Today we’ve had one of those gorgeous fall days with azure skies and brilliant sunshine, casting slanting shadows across the garden. Soon the air will become chilly again, and the leaves will fall in greater abundance. But now it’s time to gather the clinging seedheads before they are carried off by deer, bunnies, chipmunks and the wind. My paper recycling stash yielded some paper bags for storing my seeds. Paper is best to keep seeds from molding prematurely before they can be sorted and cleaned. So up the hill behind my house I went, clippers in hand, ready to collect seeds from plants that sprang forth naturally out of the soil from my little glen.
At one time, the garden had been carefully lain out with aesthetically pleasing groupings of shade loving shrubs and perennials. But as the seasons passed, some shrubs flourished, while others languished from a lack of sunlight, or other unfavorable site conditions. It could be said that the rewilding began when I first attempted to create this garden. Certain plants began to assert themselves, and have repopulated this space, coexistng with tall winterberries, inkberries, a split redbud and cat briar, which wants to take over and claw everyone in its path. The following seeds were gathered so that other gardeners may enjoy these subtle Long Island native species. Plants collected:
- Anemone virginiana – Thimbleweed

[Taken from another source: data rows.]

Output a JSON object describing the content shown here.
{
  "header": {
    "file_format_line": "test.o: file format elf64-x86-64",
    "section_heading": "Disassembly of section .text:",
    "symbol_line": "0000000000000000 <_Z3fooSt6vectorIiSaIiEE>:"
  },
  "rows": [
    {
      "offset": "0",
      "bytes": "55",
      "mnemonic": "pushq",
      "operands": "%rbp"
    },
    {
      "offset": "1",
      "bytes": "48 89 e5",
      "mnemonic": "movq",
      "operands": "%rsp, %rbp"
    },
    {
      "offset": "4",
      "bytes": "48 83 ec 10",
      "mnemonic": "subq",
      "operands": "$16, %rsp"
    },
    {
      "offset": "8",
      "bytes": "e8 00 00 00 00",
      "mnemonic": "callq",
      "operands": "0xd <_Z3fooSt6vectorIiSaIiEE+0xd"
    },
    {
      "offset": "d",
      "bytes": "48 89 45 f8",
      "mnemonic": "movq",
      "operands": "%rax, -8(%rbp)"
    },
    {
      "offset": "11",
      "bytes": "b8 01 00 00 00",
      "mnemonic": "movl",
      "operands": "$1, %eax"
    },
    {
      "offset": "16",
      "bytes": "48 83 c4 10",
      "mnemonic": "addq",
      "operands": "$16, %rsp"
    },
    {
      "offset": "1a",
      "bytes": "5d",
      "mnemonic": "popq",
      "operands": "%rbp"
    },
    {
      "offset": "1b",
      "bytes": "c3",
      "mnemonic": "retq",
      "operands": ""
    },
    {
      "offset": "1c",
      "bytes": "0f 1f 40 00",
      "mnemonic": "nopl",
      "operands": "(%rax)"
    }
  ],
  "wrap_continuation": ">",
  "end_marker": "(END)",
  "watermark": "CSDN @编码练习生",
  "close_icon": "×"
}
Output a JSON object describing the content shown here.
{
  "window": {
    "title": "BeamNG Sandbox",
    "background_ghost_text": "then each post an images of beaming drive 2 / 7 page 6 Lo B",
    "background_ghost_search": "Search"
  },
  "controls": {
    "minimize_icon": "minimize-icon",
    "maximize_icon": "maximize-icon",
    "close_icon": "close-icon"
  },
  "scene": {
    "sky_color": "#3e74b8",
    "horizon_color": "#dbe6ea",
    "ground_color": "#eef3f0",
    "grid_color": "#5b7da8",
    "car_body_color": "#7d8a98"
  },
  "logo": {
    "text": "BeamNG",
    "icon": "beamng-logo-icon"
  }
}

- Carya tomentosa – Mockernut Hickory
- Geum canadense – White Avens
- Mainanthemum racemosum – Solomon’s Plume
- Osmorhiza longistylis – Sweet Cicely
- Viburnum acerifolia – Mapleleaf Viburnum